The treaty officially recognises five states which possess nuclear arms. These are the UK, USA, Russia, France and China which are all permanent members of the Security Council of the United Nations. This is no coincidence; in fact it seems to fit perfectly into the idea that the permanent members of the Security Council have gained an overarching power above that of all other nations. Indeed they always sit on the Security Council unlike the other ten seats which change frequently. The non-Proliferation Treaty assigned a special organisation known as IAEA to monitor all nations suspect of having nuclear arms. Despite what the treaty recognises, it seems that other states, which include Pakistan and India, have also been said to be in possession of these weapons. One of the worst kept secrets of international relations is that of Israel. Albeit its constant denial there is substantial evidence to believe that Israel has been constructing its own nuclear weapons. It is also thought that North Korea decided to abandon the treaty to start its own nuclear pile stock. The IAEA is only allowed to check those countries that have signed the treaty therefore from the moment in which North Korea left the agreement no organisation was able to monitor its stockpile.
The call for disarmament in the treaty has been successful for some countries. For example both South Africa and Ukraine gave up their nuclear weapons. In the case of Ukraine in return for this kind gesture it was guaranteed its own sovereignty – although today we know that Russia strongly undermines the nation’s borders. The big question remains: do the five big powers intend on giving up their own stock piles any time soon? Soon after the tragedy of Hiroshima US President Truman gave a speech on the horrific event and depicted nuclear arms as a tool or war and almost a quick and easy tool to end conflict. Swiftly after, however, politicians worldwide realised the true monstrosity of these weapons and recognised the need to restrict them.

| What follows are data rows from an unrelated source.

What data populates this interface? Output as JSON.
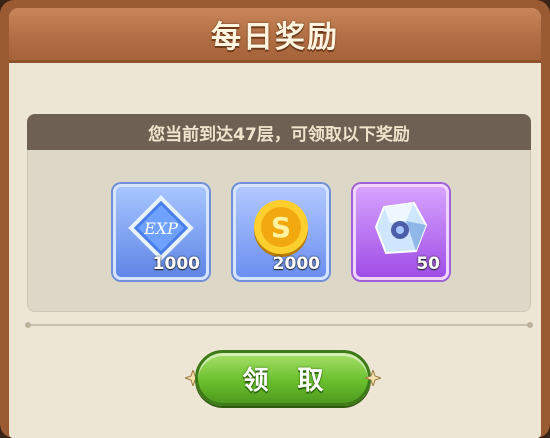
{
  "dialog": {
    "title": "每日奖励",
    "message": "您当前到达47层，可领取以下奖励",
    "rewards": [
      {
        "icon": "exp-crystal-icon",
        "label": "EXP",
        "count": "1000"
      },
      {
        "icon": "gold-coin-icon",
        "label": "S",
        "count": "2000"
      },
      {
        "icon": "crystal-gem-icon",
        "count": "50"
      }
    ],
    "claim_button": "领 取"
  },
  "colors": {
    "frame": "#9a5a32",
    "header": "#b06d43",
    "panel_bar": "#6e6154",
    "button": "#6bc02e"
  }
}
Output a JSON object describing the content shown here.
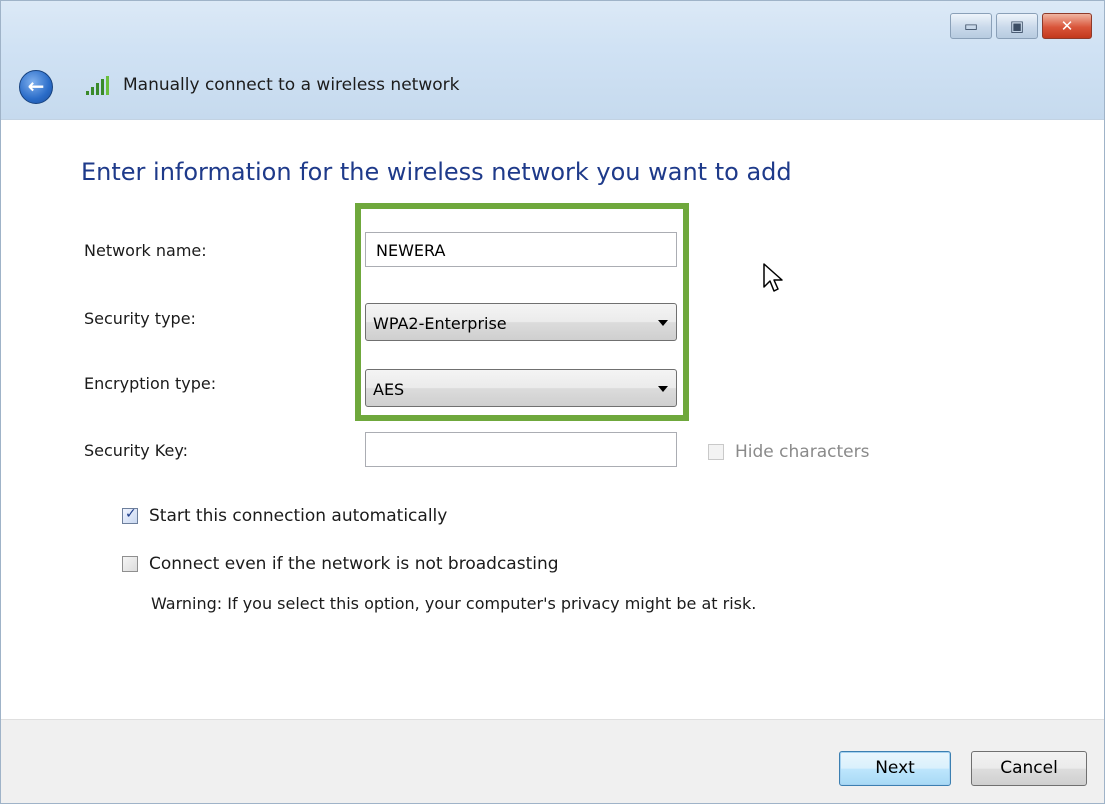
{
  "window": {
    "title": "Manually connect to a wireless network",
    "minimize_glyph": "▭",
    "maximize_glyph": "▣",
    "close_glyph": "✕",
    "back_glyph": "←"
  },
  "page": {
    "heading": "Enter information for the wireless network you want to add"
  },
  "form": {
    "network_name": {
      "label": "Network name:",
      "value": "NEWERA"
    },
    "security_type": {
      "label": "Security type:",
      "value": "WPA2-Enterprise"
    },
    "encryption_type": {
      "label": "Encryption type:",
      "value": "AES"
    },
    "security_key": {
      "label": "Security Key:",
      "value": ""
    },
    "hide_characters": {
      "label": "Hide characters",
      "checked": false,
      "enabled": false
    }
  },
  "options": {
    "start_automatically": {
      "label": "Start this connection automatically",
      "checked": true
    },
    "connect_not_broadcasting": {
      "label": "Connect even if the network is not broadcasting",
      "checked": false
    },
    "warning": "Warning: If you select this option, your computer's privacy might be at risk."
  },
  "footer": {
    "next_label": "Next",
    "cancel_label": "Cancel"
  },
  "colors": {
    "highlight": "#6fa83c",
    "heading": "#1e3a8a"
  }
}
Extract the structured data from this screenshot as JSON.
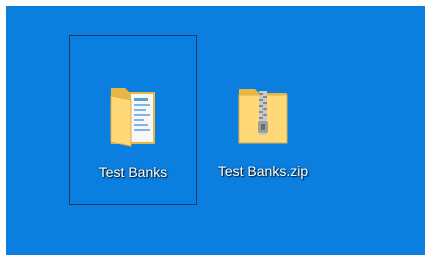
{
  "desktop": {
    "background": "#0a7fe0",
    "icons": [
      {
        "label": "Test Banks",
        "icon": "folder-icon",
        "selected": true
      },
      {
        "label": "Test Banks.zip",
        "icon": "zip-folder-icon",
        "selected": false
      }
    ]
  },
  "colors": {
    "folder_light": "#ffe9a4",
    "folder_dark": "#f2c14e",
    "selection_border": "#1d3a63"
  }
}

States can gain nuclear weapons both horizontally and vertically. By horizontally, we intend that there can be an increase in previous non-nuclear states gaining access to nuclear weapons whereas vertically refers to states that already own nuclear weapons and then increase their stockpile. The Non-Proliferation Treaty seeks to eliminate both of these pathways to nuclear arms yet its success is debatable. In terms of horizontal ways of obtaining nuclear weapons the treaty hasn’t quite reached its goal as we have gone from five states owning nuclear arms to an estimated ten states, so the number has doubled. Vertically, however, the treaty has been slightly more effective as both the US and Russia have slowly and steadily decreased their stockpiles in a mirror fashion. The reason these two nations decrease their numbers at the same pace is so that neither one can have the upper hand and pose a bigger nuclear threat to the other. But to what extent will these states decrease their stockpile? Will we ever once again live in a world without nuclear weapons or is this simply the beginning of the end for the Non-Proliferation Treaty?